Hungry to learn
Sunil Kalra, who has invested in 50-plus start-ups in India, tells CNBC, "Education is the primary area investors are looking at now. There is a huge hunger and desperate shortage of quality services in this space and Byju's has emerged as a credible player."
The online education market in India is estimated to grow to $40 billion in 2017 from $20 billion in 2015, with the country's kindergarden to high school segment the largest in the world with an estimated 260 million enrolments. While others have balked at the challenges in India's clunky education sector that is riddled with lack of access to good teachers, a one-size-fits all approach and an overpowering focus on exams, Byju's sees opportunities.
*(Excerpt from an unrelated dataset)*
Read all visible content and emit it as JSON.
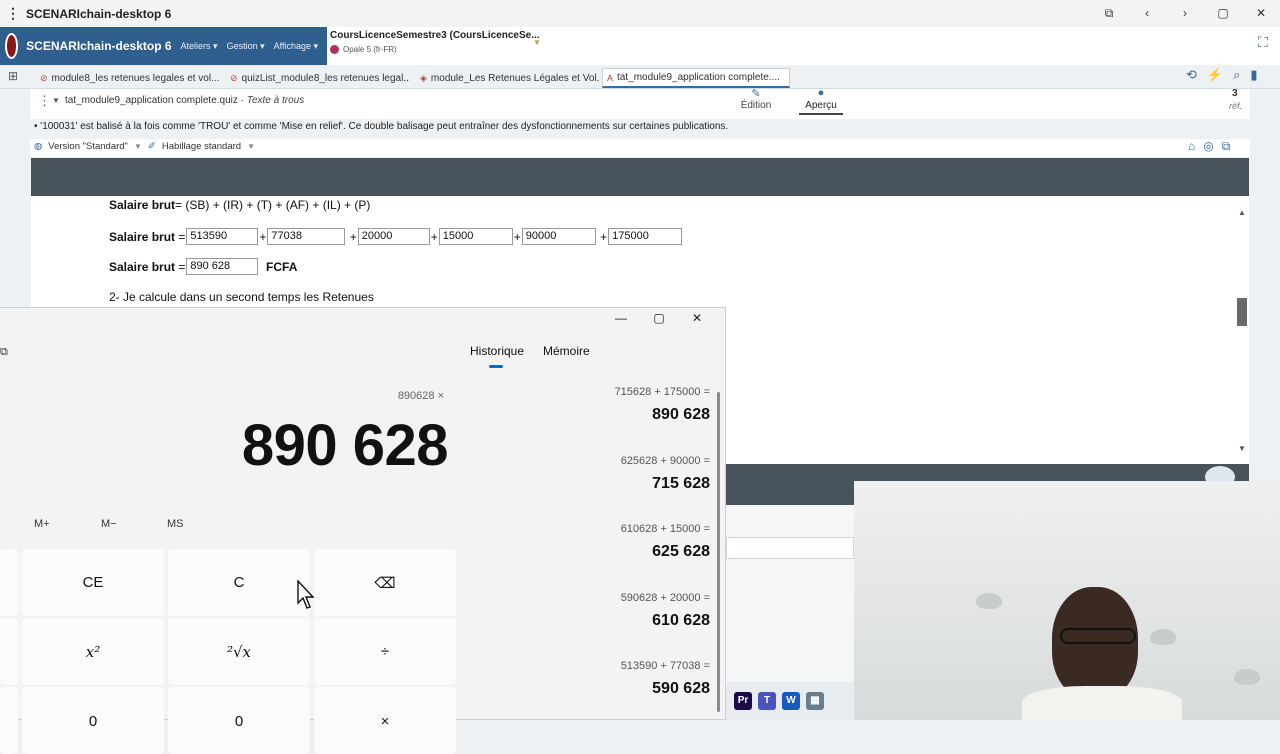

In little over a year since its launch, the app has attracted 250,000 annual paid users , according to the company.
The app at present helps students from grades 4 to 12 to learn science and math, and also offers test preparations for engineering and management courses.
Byju's app costs on average Rs10,000 ($150) for an academic year, an expensive sum for many middle-class Indian families, but in an environment where after-school coaching and test-prep classes are mushrooming with few credible options, Byju's has managed to clear the pack. The company claims to be profitable and said revenues in the first five months of the current financial year ending March 31, 2017 had already crossed total revenues earned all of last year.
Mantra for success
Amid the cacophony of schools, teachers and tuition centres promising to make toppers out of your children, Byju's mantra for success is to make the students fall in love with the subject. Learning on the app is through a mix of videos, informal conversations and relating topics to popular sports such as cricket or online games like Angry Birds, for example.
"A one hour chapter is like a one hour movie," says Byju, 36, who says he himself learnt more outside the classroom than inside it. "I am not trying to change the [education] system, it's easier to change the learning habits of an 11-year-old."
An engineer, who started teaching friends as a hobby during his time off from work, Byju realized he was really good when attendance at free workshops for students preparing for the CAT exam, which one needs to take to get into the elite Indian Institutes of Management (IIMs), started doubling every week. He also took the exam twice to test his own teaching methods and topped it on both occasions, but never got tempted to join the IIMs.